Gann’s Law of Vibration

That is why when we were first taught about the measurement, we were shown how it was done then once we understood the mathematics, we discovered the reason behind the measurements. What is W.D. Gann Angle Measurement From that learning in childhood there is a certain way of doing every measurement. To measure the angle of inclination from the horizontal, we need to take the circle whose diameter is the line that connects the Extra resources (two of them) that the angle hits, see the illustration below. Now let usWhat is W.D. Gann Angle Measurement? The W.D. Gann Angle Measurement Chart (or “Eye Chart” in some circles) was originally created by a retired optometrist named William D. Gann, the inventor of the first commercial electronic retinal imaging instrument known as a Placido disk disk. The Placido disk system, which would come into widespread use in the 1970s, is an instrument that projects a laser onto the retina of an eye as an image, is reflected off of the retinal cell structure and then detected and recorded. In the 1980s, Gann’s eye charts were accepted as the official standard for determining binocular vision.

Market Time

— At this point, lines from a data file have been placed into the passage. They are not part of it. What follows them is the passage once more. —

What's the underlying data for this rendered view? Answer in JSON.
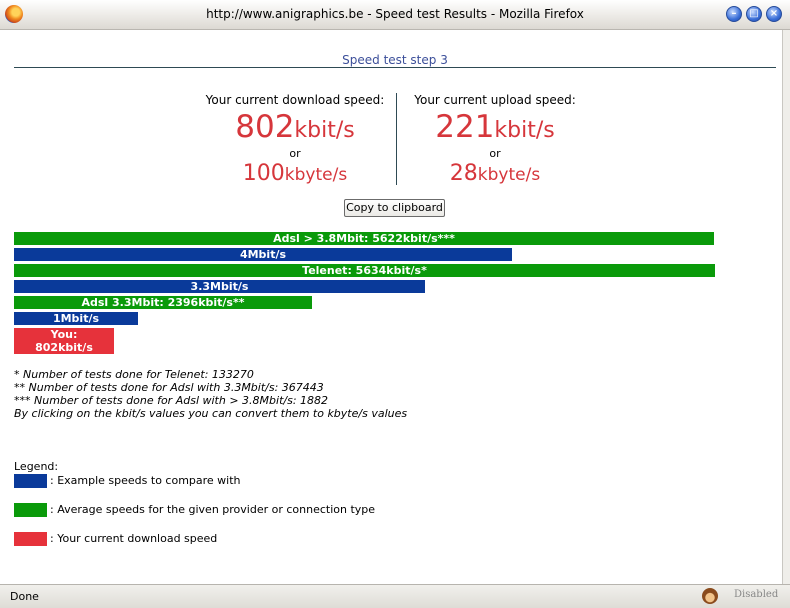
{
  "window": {
    "title": "http://www.anigraphics.be - Speed test Results - Mozilla Firefox",
    "buttons": {
      "minimize": "–",
      "maximize": "□",
      "close": "×"
    }
  },
  "page": {
    "step_title": "Speed test step 3",
    "download": {
      "label": "Your current download speed:",
      "kbit_value": "802",
      "kbit_unit": "kbit/s",
      "or": "or",
      "kbyte_value": "100",
      "kbyte_unit": "kbyte/s"
    },
    "upload": {
      "label": "Your current upload speed:",
      "kbit_value": "221",
      "kbit_unit": "kbit/s",
      "or": "or",
      "kbyte_value": "28",
      "kbyte_unit": "kbyte/s"
    },
    "copy_button": "Copy to clipboard",
    "notes": [
      "* Number of tests done for Telenet: 133270",
      "** Number of tests done for Adsl with 3.3Mbit/s: 367443",
      "*** Number of tests done for Adsl with > 3.8Mbit/s: 1882",
      "By clicking on the kbit/s values you can convert them to kbyte/s values"
    ],
    "legend": {
      "title": "Legend:",
      "items": [
        {
          "color": "#0a3a9a",
          "text": ": Example speeds to compare with"
        },
        {
          "color": "#0a9a0a",
          "text": ": Average speeds for the given provider or connection type"
        },
        {
          "color": "#e6323b",
          "text": ": Your current download speed"
        }
      ]
    }
  },
  "chart_data": {
    "type": "bar",
    "orientation": "horizontal",
    "unit": "kbit/s",
    "bars": [
      {
        "label": "Adsl > 3.8Mbit: 5622kbit/s***",
        "value": 5622,
        "kind": "average",
        "color": "#0a9a0a"
      },
      {
        "label": "4Mbit/s",
        "value": 4000,
        "kind": "example",
        "color": "#0a3a9a"
      },
      {
        "label": "Telenet: 5634kbit/s*",
        "value": 5634,
        "kind": "average",
        "color": "#0a9a0a"
      },
      {
        "label": "3.3Mbit/s",
        "value": 3300,
        "kind": "example",
        "color": "#0a3a9a"
      },
      {
        "label": "Adsl 3.3Mbit: 2396kbit/s**",
        "value": 2396,
        "kind": "average",
        "color": "#0a9a0a"
      },
      {
        "label": "1Mbit/s",
        "value": 1000,
        "kind": "example",
        "color": "#0a3a9a"
      },
      {
        "label": "You: 802kbit/s",
        "value": 802,
        "kind": "you",
        "color": "#e6323b"
      }
    ]
  },
  "statusbar": {
    "left": "Done",
    "right": "Disabled"
  }
}
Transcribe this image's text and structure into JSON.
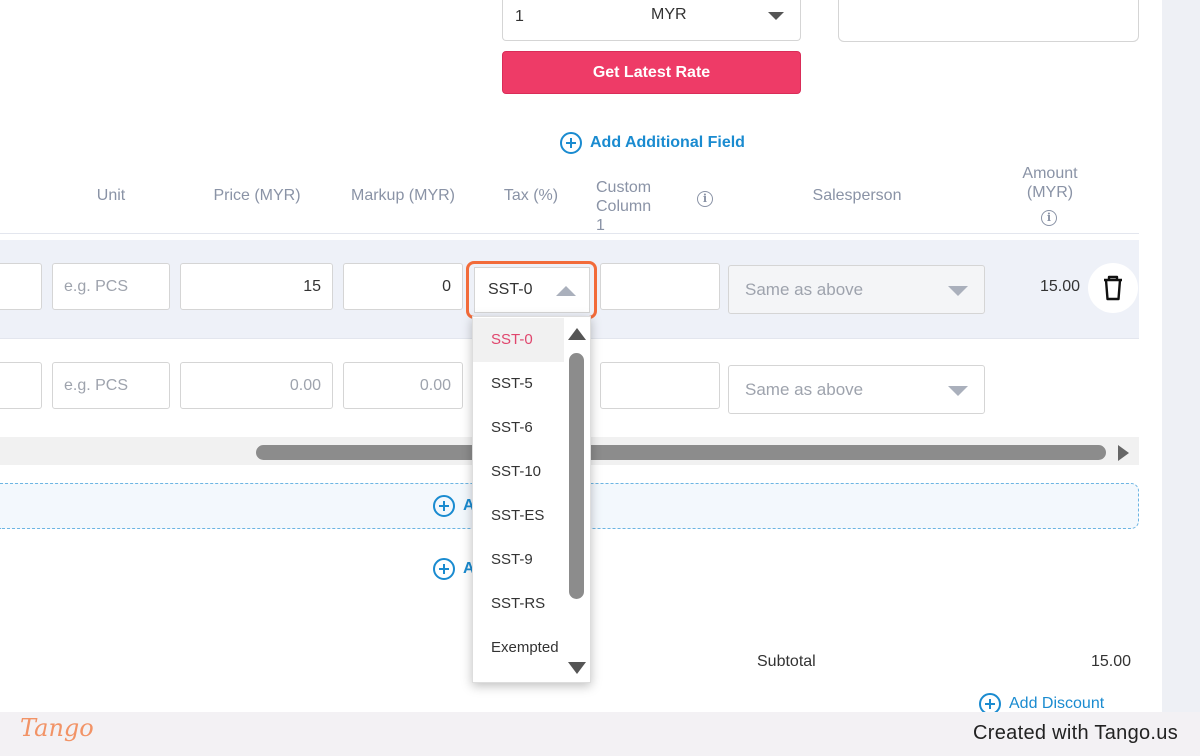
{
  "currency": {
    "quantity": "1",
    "code": "MYR"
  },
  "rate_button": "Get Latest Rate",
  "add_additional_field": "Add Additional Field",
  "table": {
    "headers": {
      "unit": "Unit",
      "price": "Price (MYR)",
      "markup": "Markup (MYR)",
      "tax": "Tax (%)",
      "custom_line1": "Custom",
      "custom_line2": "Column 1",
      "salesperson": "Salesperson",
      "amount_line1": "Amount",
      "amount_line2": "(MYR)"
    },
    "rows": [
      {
        "unit_placeholder": "e.g. PCS",
        "price": "15",
        "markup": "0",
        "tax": "SST-0",
        "custom": "",
        "salesperson": "Same as above",
        "amount": "15.00"
      },
      {
        "unit_placeholder": "e.g. PCS",
        "price": "0.00",
        "markup": "0.00",
        "custom": "",
        "salesperson": "Same as above"
      }
    ]
  },
  "tax_dropdown": {
    "selected": "SST-0",
    "options": [
      "SST-0",
      "SST-5",
      "SST-6",
      "SST-10",
      "SST-ES",
      "SST-9",
      "SST-RS",
      "Exempted"
    ]
  },
  "add_item_partial": "A",
  "add_section_partial": "A",
  "summary": {
    "subtotal_label": "Subtotal",
    "subtotal_value": "15.00",
    "add_discount": "Add Discount"
  },
  "footer": {
    "logo": "Tango",
    "created_with": "Created with Tango.us"
  },
  "colors": {
    "accent_pink": "#ee3b67",
    "link_blue": "#1a8bd0",
    "highlight_orange": "#f26b3a"
  }
}
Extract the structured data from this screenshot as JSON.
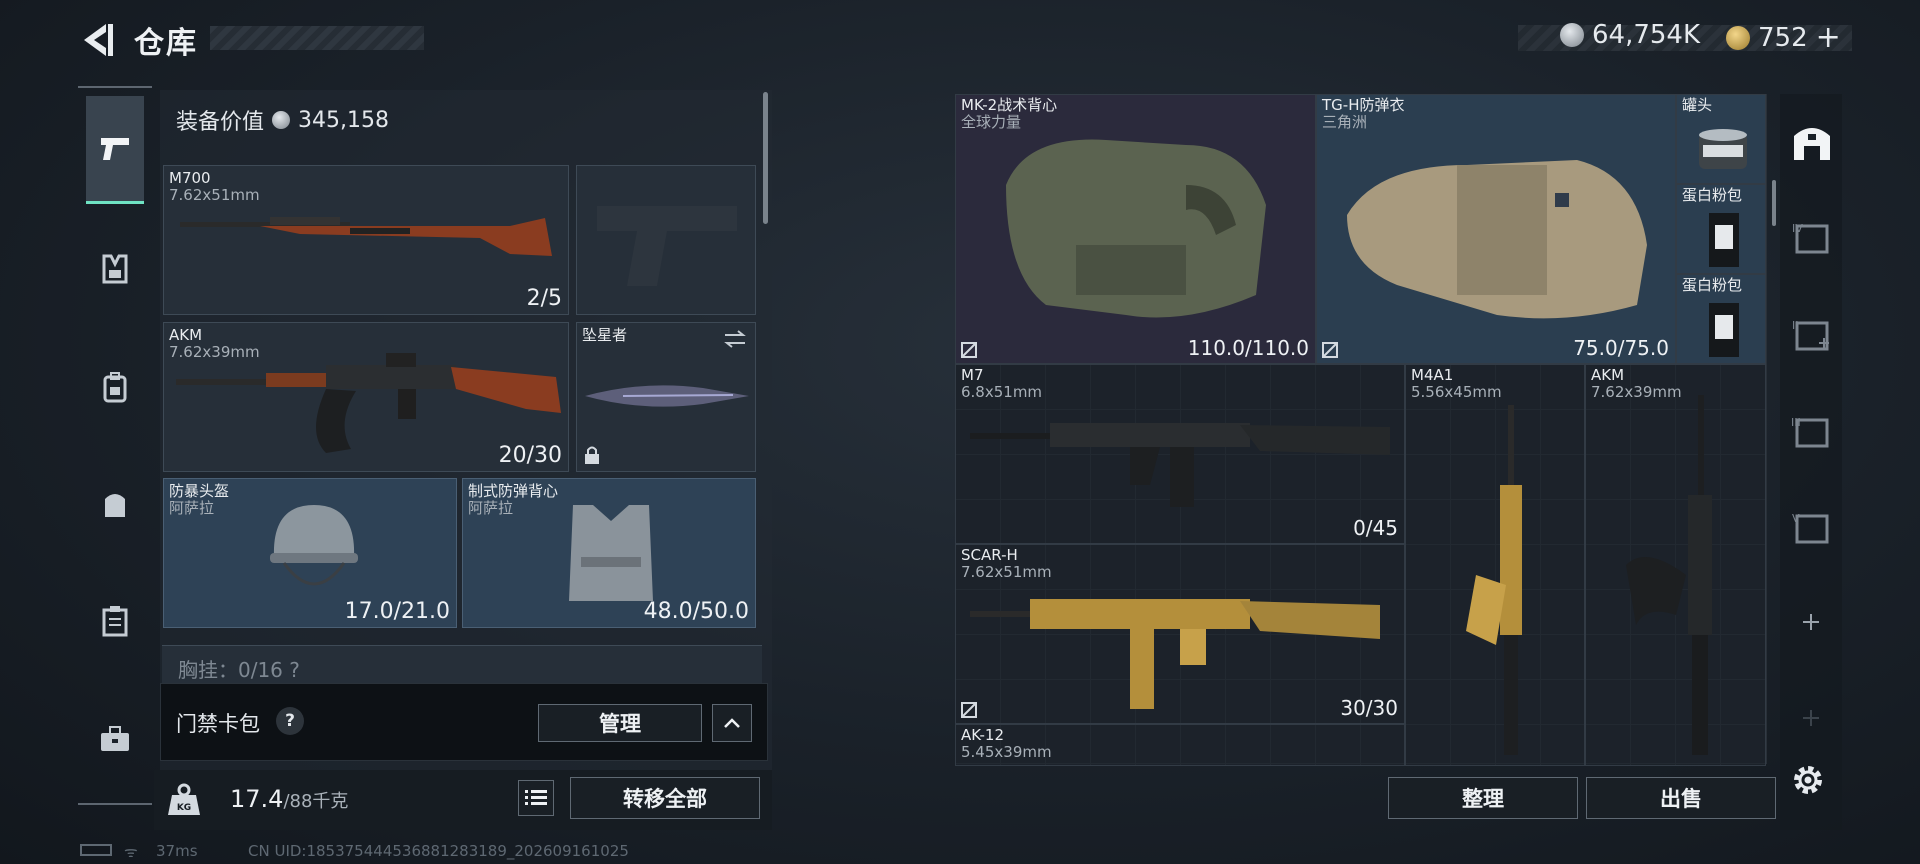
{
  "header": {
    "title": "仓库"
  },
  "currency": {
    "silver_amount": "64,754K",
    "gold_amount": "752",
    "plus": "+"
  },
  "left_nav": {
    "items": [
      "pistol-icon",
      "vest-icon",
      "backpack-icon",
      "pack-icon",
      "clipboard-icon",
      "toolbox-icon"
    ],
    "accent": "#6fe3c3"
  },
  "loadout": {
    "equip_label": "装备价值",
    "equip_value": "345,158",
    "primary1": {
      "name": "M700",
      "caliber": "7.62x51mm",
      "ammo": "2/5"
    },
    "primary2": {
      "name": "AKM",
      "caliber": "7.62x39mm",
      "ammo": "20/30"
    },
    "melee": {
      "name": "坠星者"
    },
    "helmet": {
      "name": "防暴头盔",
      "brand": "阿萨拉",
      "durability": "17.0/21.0"
    },
    "armor": {
      "name": "制式防弹背心",
      "brand": "阿萨拉",
      "durability": "48.0/50.0"
    },
    "chest_rig": "胸挂：0/16   ?"
  },
  "access": {
    "label": "门禁卡包",
    "help": "?",
    "manage": "管理"
  },
  "weight": {
    "current": "17.4",
    "max": "/88千克",
    "kg_badge": "KG"
  },
  "transfer_all": "转移全部",
  "status": {
    "ping": "37ms",
    "uid": "CN UID:185375444536881283189_202609161025"
  },
  "stash": {
    "vest1": {
      "name": "MK-2战术背心",
      "brand": "全球力量",
      "durability": "110.0/110.0"
    },
    "vest2": {
      "name": "TG-H防弹衣",
      "brand": "三角洲",
      "durability": "75.0/75.0"
    },
    "can": {
      "name": "罐头"
    },
    "protein1": {
      "name": "蛋白粉包"
    },
    "protein2": {
      "name": "蛋白粉包"
    },
    "m7": {
      "name": "M7",
      "caliber": "6.8x51mm",
      "ammo": "0/45"
    },
    "m4a1": {
      "name": "M4A1",
      "caliber": "5.56x45mm"
    },
    "akm": {
      "name": "AKM",
      "caliber": "7.62x39mm"
    },
    "scar": {
      "name": "SCAR-H",
      "caliber": "7.62x51mm",
      "ammo": "30/30"
    },
    "ak12": {
      "name": "AK-12",
      "caliber": "5.45x39mm"
    }
  },
  "actions": {
    "sort": "整理",
    "sell": "出售"
  },
  "right_nav": {
    "tiers": [
      "IV",
      "II",
      "III",
      "V"
    ]
  }
}
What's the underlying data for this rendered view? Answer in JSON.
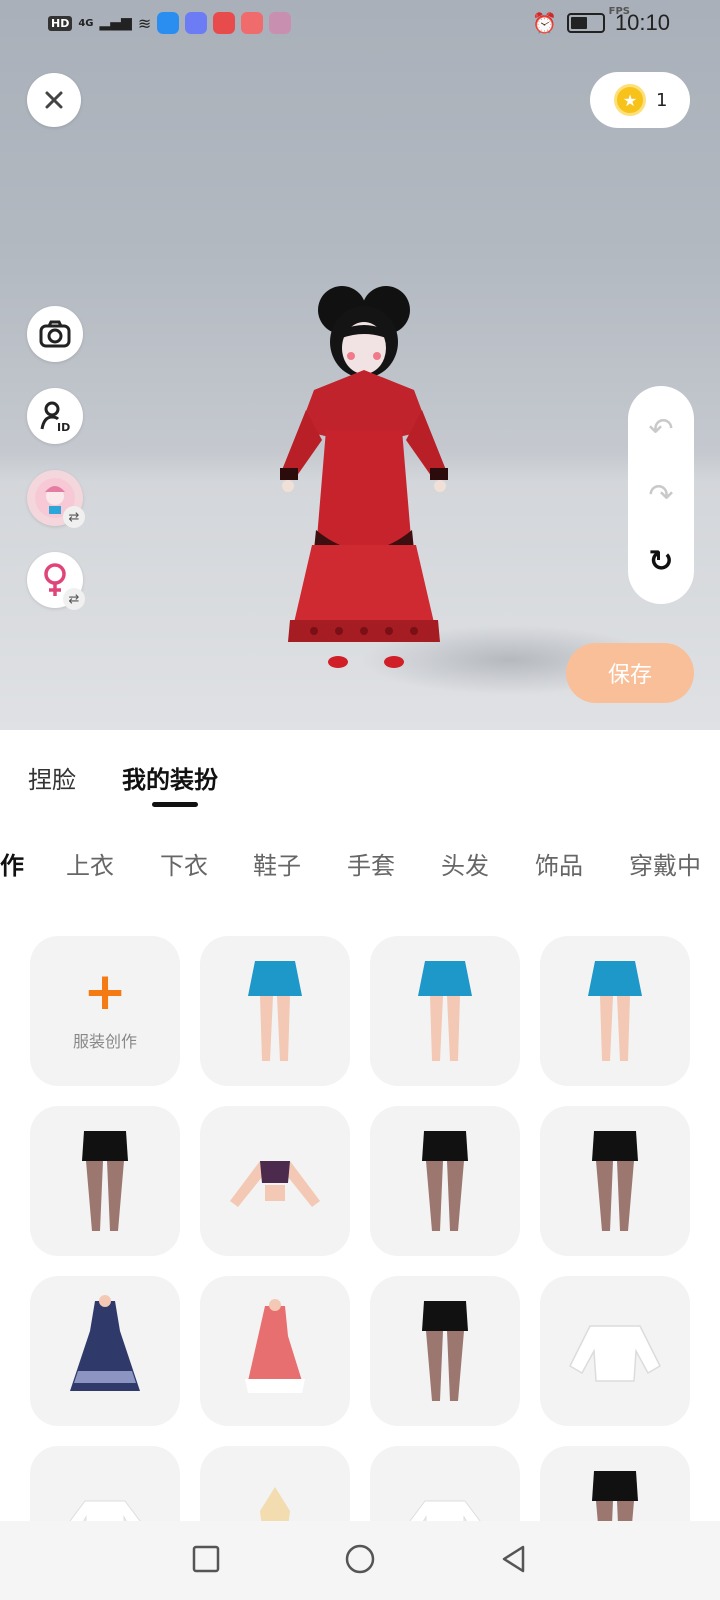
{
  "status_bar": {
    "hd": "HD",
    "network": "4G",
    "fps": "FPS",
    "time": "10:10"
  },
  "header": {
    "coin_count": "1"
  },
  "actions": {
    "save_label": "保存"
  },
  "tabs": [
    {
      "label": "捏脸",
      "active": false
    },
    {
      "label": "我的装扮",
      "active": true
    }
  ],
  "categories": [
    "作",
    "上衣",
    "下衣",
    "鞋子",
    "手套",
    "头发",
    "饰品",
    "穿戴中"
  ],
  "grid": {
    "create_label": "服装创作",
    "items": [
      "create",
      "blue-skirt",
      "blue-skirt",
      "blue-skirt",
      "black-shorts",
      "purple-top",
      "black-shorts",
      "black-shorts",
      "navy-dress",
      "pink-dress",
      "black-shorts",
      "white-sweater",
      "white-tee",
      "gold-top",
      "white-tee",
      "black-shorts"
    ]
  },
  "colors": {
    "accent_orange": "#f47a14",
    "save_button": "#f9bf98",
    "viewer_bg": "#b3b9c1",
    "dress_red": "#c8232b"
  },
  "icons": {
    "close": "close-icon",
    "camera": "camera-icon",
    "id": "id-icon",
    "avatar": "avatar-icon",
    "gender": "female-icon",
    "undo": "undo-icon",
    "redo": "redo-icon",
    "reset": "reset-icon"
  }
}
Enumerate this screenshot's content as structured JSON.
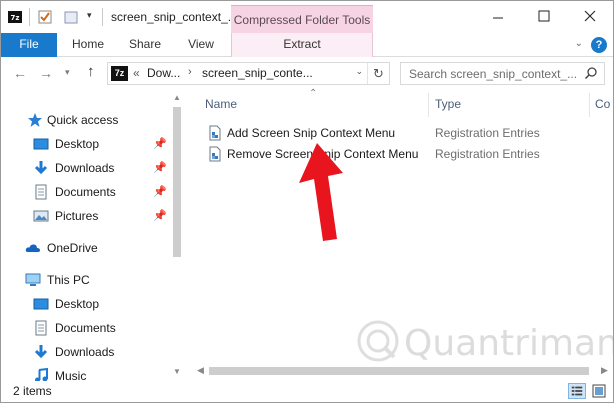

These charts are known as the right-left eye chart and the right-left-right eye chart. At each of these intervals, the optometrist will check for right-left vision or right-left-right vision by comparing the size of different square or hexagonal images on the eye chart. The examiners use a special instrument, either a hand magnifier or a pocket microscope. When vision Read More Here assessed using these charts (or any other such test), measurement of eye movement or blinking is not a part of the exam. However, Gann created one of the first eye charts that allowed these checks to be performed. It consisted of dot-matrix checkerboards filled with yellow or blue light. When the charts were viewed with peripheral vision, the blue or yellow light of the dots were easily detected and measured. These are the “Angle Measurement” tools that are used in the following sections. The key to using Angle Measurement tools is to remember that when the optometrist checks for vision at a binocular range in a binocular eye chart what they are really checking for are changes in the eye’s response to light. Specifically, the retinal light reflexes become active or sleepy for no apparent reason. As such, the optometrist